Big Dipper, Krug Park, 1930
Local beer magnate Frederick Krug was the owner and namesake of Omaha, Nebraska's Krug Park, but no alcohol was involved when The Big Dipper's train derailed on July 24, 1930. Instead, it was mechanical failure that led to the deadliest roller coaster accident in United States history.
The train's four cars were heavily loaded as they departed the boarding area and headed up the first incline. According to investigators, that's when a piece of the brake system worked its way loose and jammed the wheels on one of the cars. It jumped the tracks, breaking through a guardrail before plummeting 35 feet (10.7 meters) to the ground below. Tragically, the coaster's lift chain continued to run, pushing the other three cars over the edge with the first one. Many riders found themselves pinned underneath the runaway train, which ultimately killed four people and injured 19 [source: Associated Press].

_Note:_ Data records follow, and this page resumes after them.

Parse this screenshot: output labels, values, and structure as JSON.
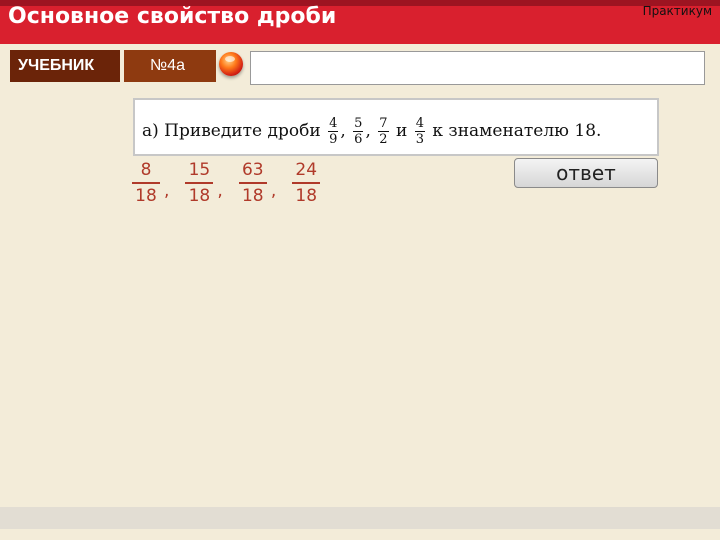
{
  "header": {
    "title": "Основное свойство дроби"
  },
  "tabs": {
    "textbook": "УЧЕБНИК",
    "number": "№4а"
  },
  "task": {
    "prefix": "а) Приведите дроби",
    "fractions": [
      {
        "n": "4",
        "d": "9"
      },
      {
        "n": "5",
        "d": "6"
      },
      {
        "n": "7",
        "d": "2"
      },
      {
        "n": "4",
        "d": "3"
      }
    ],
    "sep1": ",",
    "sep2": ",",
    "conj": "и",
    "suffix": "к знаменателю 18."
  },
  "answers": [
    {
      "n": "8",
      "d": "18"
    },
    {
      "n": "15",
      "d": "18"
    },
    {
      "n": "63",
      "d": "18"
    },
    {
      "n": "24",
      "d": "18"
    }
  ],
  "answer_separator": ",",
  "answer_button": "ответ",
  "footer": {
    "label": "Практикум"
  },
  "colors": {
    "header": "#d9202e",
    "tab": "#6b2409",
    "answer": "#b03a2a"
  },
  "icons": {
    "orb": "red-orb-button"
  }
}
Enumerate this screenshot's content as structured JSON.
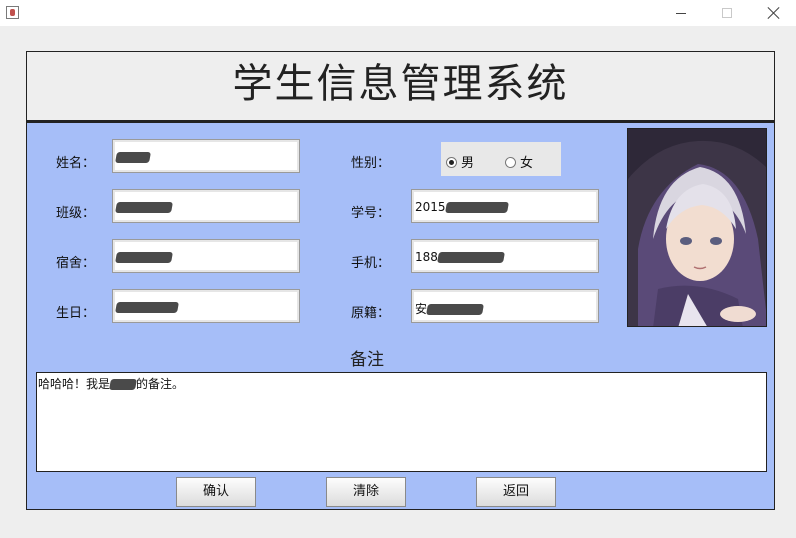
{
  "window": {
    "minimize": "—",
    "maximize": "☐",
    "close": "✕"
  },
  "app_title": "学生信息管理系统",
  "form": {
    "name_label": "姓名：",
    "name_value": "",
    "gender_label": "性别：",
    "gender_options": [
      "男",
      "女"
    ],
    "gender_selected": "男",
    "class_label": "班级：",
    "class_value": "",
    "student_id_label": "学号：",
    "student_id_value": "2015",
    "dorm_label": "宿舍：",
    "dorm_value": "",
    "phone_label": "手机：",
    "phone_value": "188",
    "birthday_label": "生日：",
    "birthday_value": "",
    "origin_label": "原籍：",
    "origin_value": "安"
  },
  "notes": {
    "title": "备注",
    "text_prefix": "哈哈哈！我是",
    "text_suffix": "的备注。"
  },
  "buttons": {
    "confirm": "确认",
    "clear": "清除",
    "back": "返回"
  }
}
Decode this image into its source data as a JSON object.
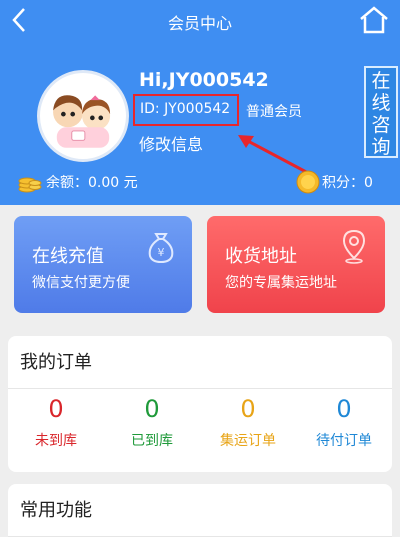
{
  "nav": {
    "title": "会员中心",
    "back_icon": "chevron-left-icon",
    "home_icon": "home-icon"
  },
  "profile": {
    "greeting": "Hi,JY000542",
    "id_text": "ID: JY000542",
    "level": "普通会员",
    "edit_label": "修改信息",
    "avatar_icon": "cartoon-couple-avatar"
  },
  "online_service": {
    "label": "在线咨询"
  },
  "wallet": {
    "balance_text": "余额：0.00 元",
    "points_text": "积分：0",
    "balance_icon": "coin-stack-icon",
    "points_icon": "gold-coin-icon"
  },
  "cards": {
    "recharge": {
      "title": "在线充值",
      "subtitle": "微信支付更方便",
      "icon": "money-bag-icon"
    },
    "address": {
      "title": "收货地址",
      "subtitle": "您的专属集运地址",
      "icon": "location-pin-icon"
    }
  },
  "orders": {
    "title": "我的订单",
    "items": [
      {
        "count": "0",
        "label": "未到库",
        "color": "#d9262b"
      },
      {
        "count": "0",
        "label": "已到库",
        "color": "#1f9a3a"
      },
      {
        "count": "0",
        "label": "集运订单",
        "color": "#e8a417"
      },
      {
        "count": "0",
        "label": "待付订单",
        "color": "#1f88d6"
      }
    ]
  },
  "tools": {
    "title": "常用功能"
  },
  "colors": {
    "header_bg": "#3f8ef2",
    "highlight": "#e8262b"
  }
}
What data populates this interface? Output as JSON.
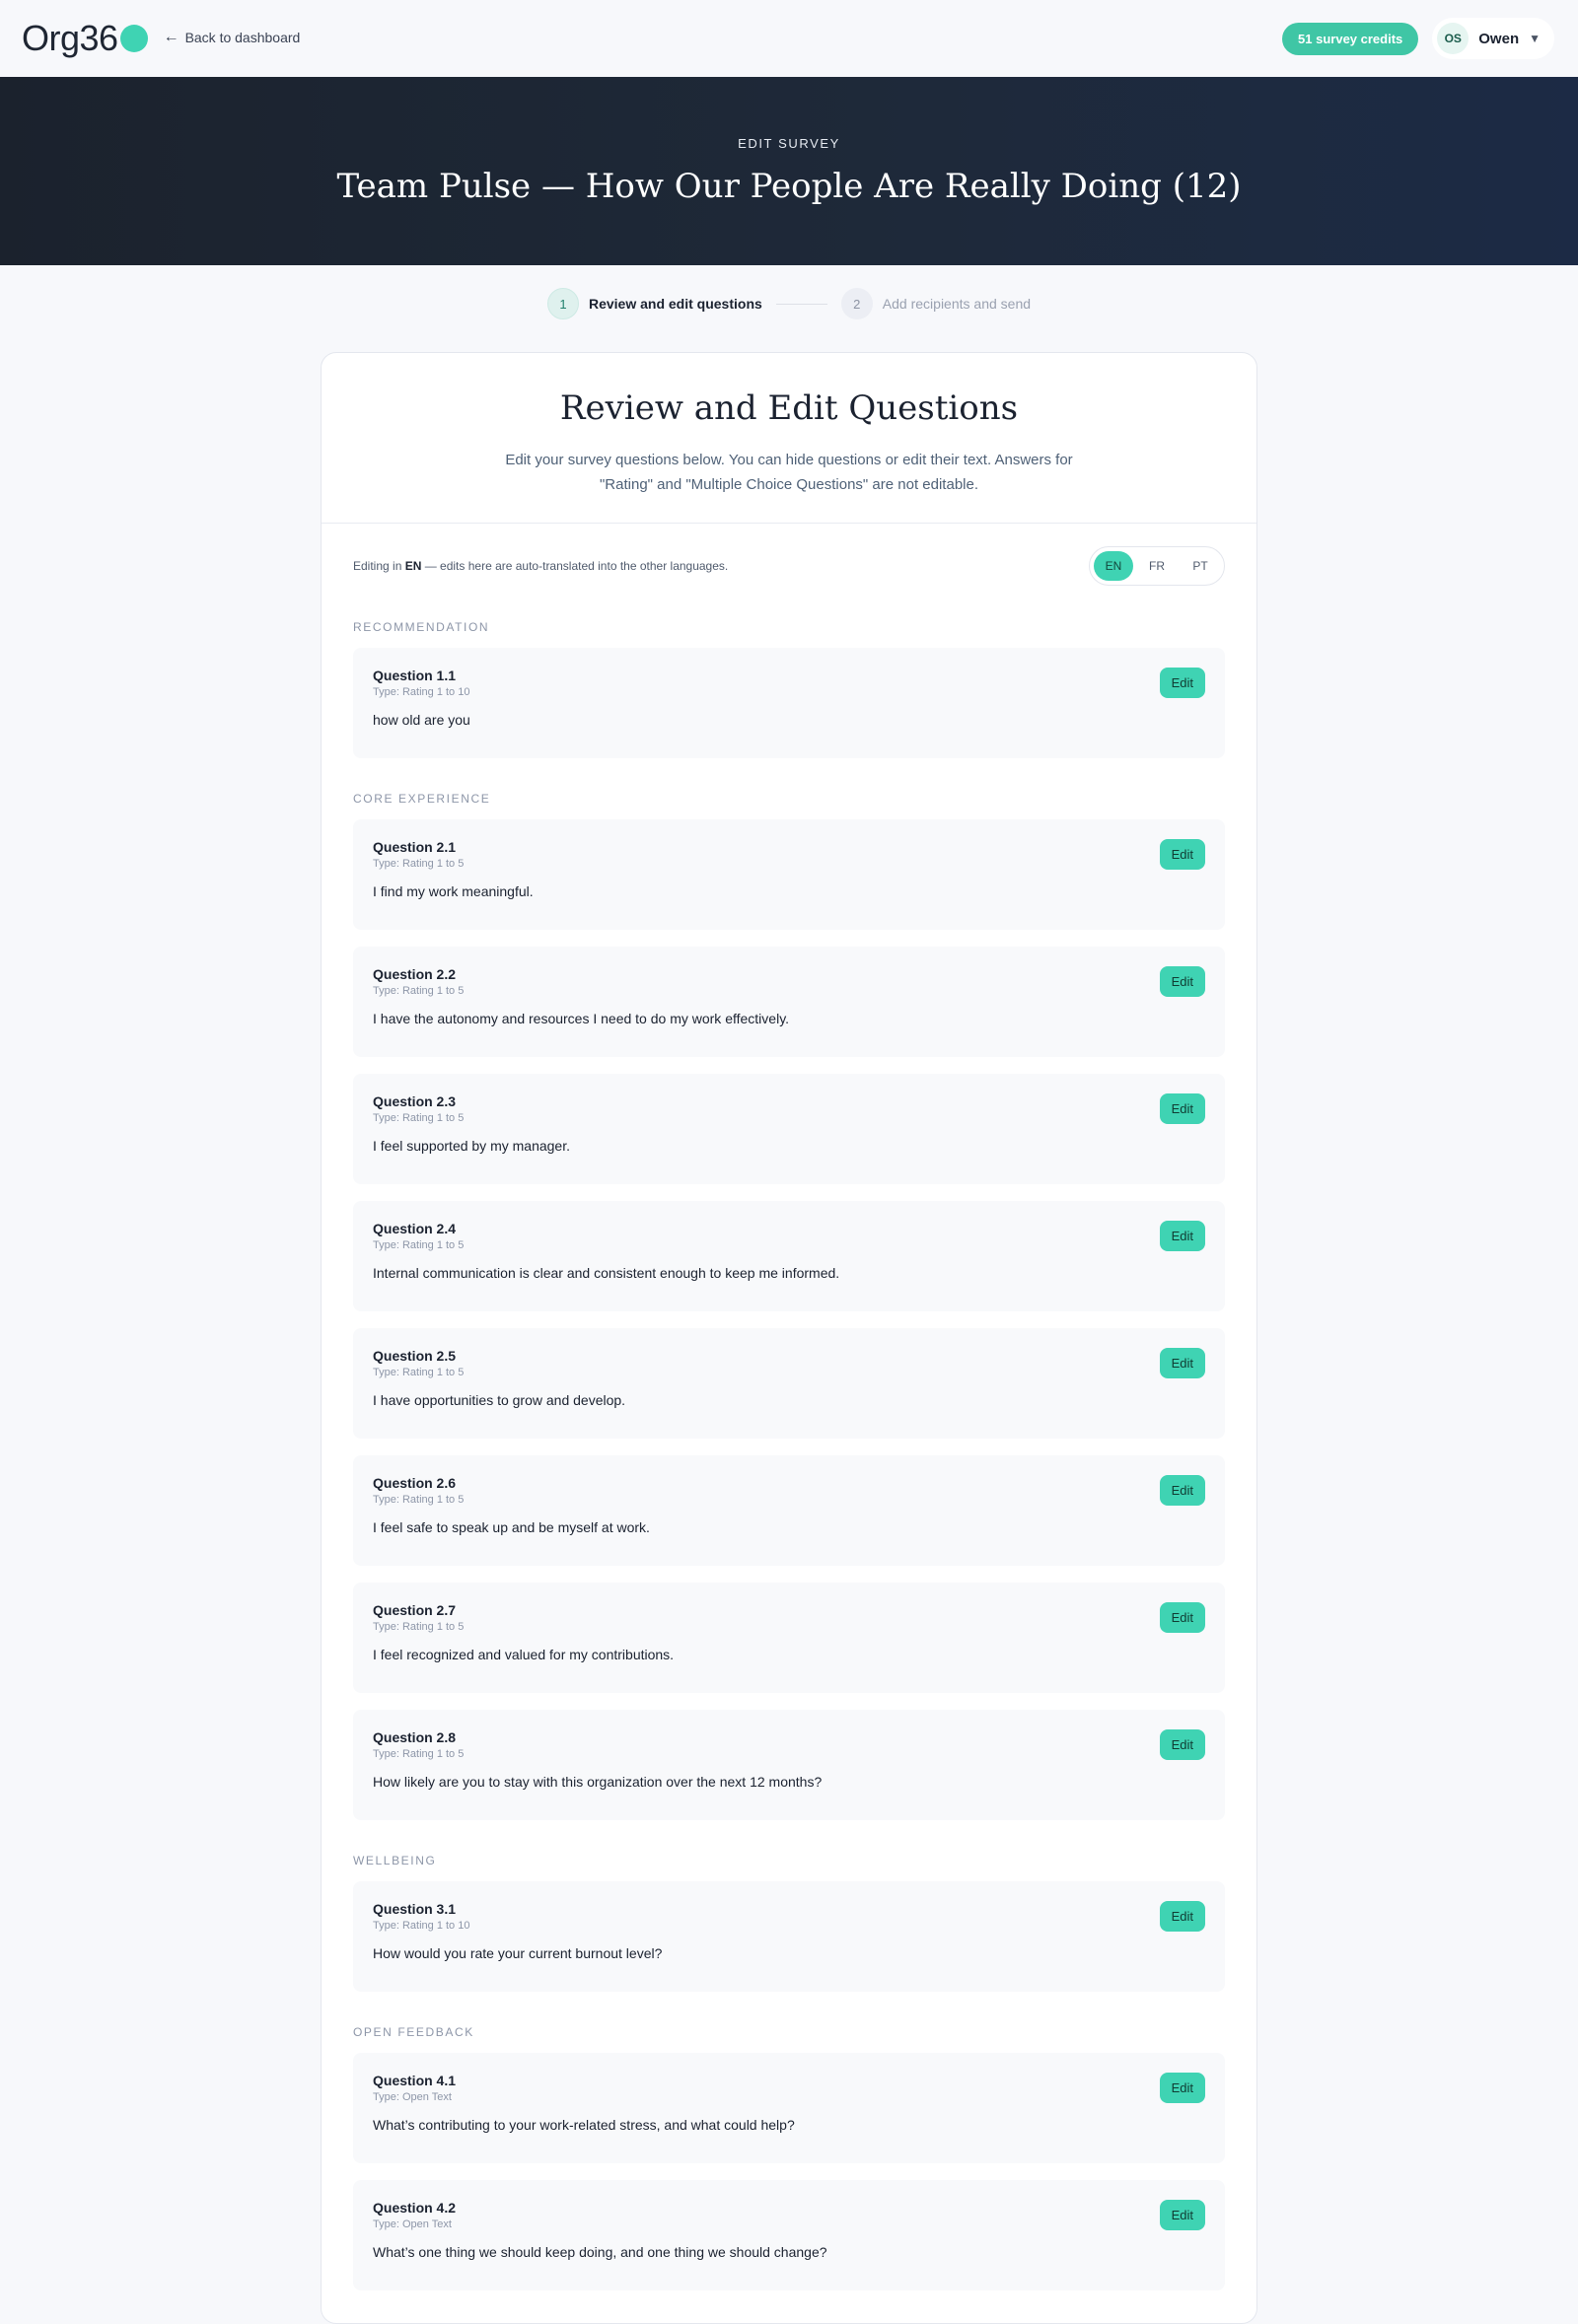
{
  "header": {
    "logo_text": "Org36",
    "back_label": "Back to dashboard",
    "credits_label": "51 survey credits",
    "user_initials": "OS",
    "user_name": "Owen"
  },
  "hero": {
    "eyebrow": "EDIT SURVEY",
    "title": "Team Pulse — How Our People Are Really Doing (12)"
  },
  "stepper": {
    "steps": [
      {
        "num": "1",
        "label": "Review and edit questions"
      },
      {
        "num": "2",
        "label": "Add recipients and send"
      }
    ]
  },
  "card": {
    "title": "Review and Edit Questions",
    "subtitle": "Edit your survey questions below. You can hide questions or edit their text. Answers for \"Rating\" and \"Multiple Choice Questions\" are not editable.",
    "lang_note_prefix": "Editing in ",
    "lang_note_lang": "EN",
    "lang_note_suffix": " — edits here are auto-translated into the other languages.",
    "languages": [
      "EN",
      "FR",
      "PT"
    ],
    "active_language": "EN",
    "edit_label": "Edit"
  },
  "sections": [
    {
      "label": "RECOMMENDATION",
      "questions": [
        {
          "title": "Question 1.1",
          "type": "Type: Rating 1 to 10",
          "text": "how old are you"
        }
      ]
    },
    {
      "label": "CORE EXPERIENCE",
      "questions": [
        {
          "title": "Question 2.1",
          "type": "Type: Rating 1 to 5",
          "text": "I find my work meaningful."
        },
        {
          "title": "Question 2.2",
          "type": "Type: Rating 1 to 5",
          "text": "I have the autonomy and resources I need to do my work effectively."
        },
        {
          "title": "Question 2.3",
          "type": "Type: Rating 1 to 5",
          "text": "I feel supported by my manager."
        },
        {
          "title": "Question 2.4",
          "type": "Type: Rating 1 to 5",
          "text": "Internal communication is clear and consistent enough to keep me informed."
        },
        {
          "title": "Question 2.5",
          "type": "Type: Rating 1 to 5",
          "text": "I have opportunities to grow and develop."
        },
        {
          "title": "Question 2.6",
          "type": "Type: Rating 1 to 5",
          "text": "I feel safe to speak up and be myself at work."
        },
        {
          "title": "Question 2.7",
          "type": "Type: Rating 1 to 5",
          "text": "I feel recognized and valued for my contributions."
        },
        {
          "title": "Question 2.8",
          "type": "Type: Rating 1 to 5",
          "text": "How likely are you to stay with this organization over the next 12 months?"
        }
      ]
    },
    {
      "label": "WELLBEING",
      "questions": [
        {
          "title": "Question 3.1",
          "type": "Type: Rating 1 to 10",
          "text": "How would you rate your current burnout level?"
        }
      ]
    },
    {
      "label": "OPEN FEEDBACK",
      "questions": [
        {
          "title": "Question 4.1",
          "type": "Type: Open Text",
          "text": "What’s contributing to your work-related stress, and what could help?"
        },
        {
          "title": "Question 4.2",
          "type": "Type: Open Text",
          "text": "What’s one thing we should keep doing, and one thing we should change?"
        }
      ]
    }
  ],
  "colors": {
    "accent": "#3fd3b3",
    "credits": "#3fc6a5",
    "hero_bg": "#1e2939"
  }
}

Business declined after the disaster, forcing Krug Park to close by 1940. In 1945, concerned citizens launched a fundraising campaign to purchase the land and reopen it as a city park, which they did in 1955. The site now known as Gallagher Park boasts a swimming pool and baseball field — no roller coasters in sight [source: Horan].